Alas, this time, the day was a little dull and a lot of the bluebells were still in bud – next week would have been better to get the full effect. It was still glorious though and the Coton Manor gardens are a delight. It is quite a steep garden with streams running through it. They have been busy getting the borders weeded and ready for the coming season everything was in spit-spot order.
A fine and subtle spirit dwells
In every little flower,
Each one its own sweet feeling breathes
With more or less of power.
There is a silent eloquence
In every wild bluebell
That fills my softened heart with bliss
That words could never tell.
Here are some pictures for you to enjoy.
People come from miles around to visit this garden the car park was jammed full but somehow everyone seems to disperse and it doesn’t seem crowded – and at the end of the visit we all gravitate towards the tea rooms where pots of tea and freshly made cakes and scones are devoured.
All in all - an afternoon of delights.
“Over every inch of wood, as far as and even beyond its boundaries, the bluebells are also thickening for flower, a million spikes with dark hearts of bud and here and there a breaking out of petals. They cover the rich soggy wood-soil like shining green reeds, everywhere. Among them and perhaps because of them there are a few primroses, fewer anemones.

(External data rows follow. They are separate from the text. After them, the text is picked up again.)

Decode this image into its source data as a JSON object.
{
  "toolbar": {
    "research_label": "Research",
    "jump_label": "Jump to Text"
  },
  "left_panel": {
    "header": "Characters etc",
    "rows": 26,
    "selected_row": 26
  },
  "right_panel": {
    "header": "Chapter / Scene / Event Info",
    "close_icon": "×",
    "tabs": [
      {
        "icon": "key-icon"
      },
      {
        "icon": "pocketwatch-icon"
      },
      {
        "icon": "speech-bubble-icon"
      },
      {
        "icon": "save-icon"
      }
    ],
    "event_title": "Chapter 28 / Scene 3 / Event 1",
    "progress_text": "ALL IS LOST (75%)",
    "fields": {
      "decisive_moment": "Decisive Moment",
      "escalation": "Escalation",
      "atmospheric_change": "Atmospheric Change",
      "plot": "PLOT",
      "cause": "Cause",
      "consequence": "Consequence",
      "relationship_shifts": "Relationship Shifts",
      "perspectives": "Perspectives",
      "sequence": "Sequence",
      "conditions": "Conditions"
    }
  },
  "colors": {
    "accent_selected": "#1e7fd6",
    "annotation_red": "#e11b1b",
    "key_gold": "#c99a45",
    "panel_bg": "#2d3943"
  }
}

The bluebells crowd out everything, drown the whole wood-floor with great pools of flower until the trees, in May, seem to be standing in deep lakes of liquid mauve.”
Extract from ‘Through the Woods’ by H.E. Bates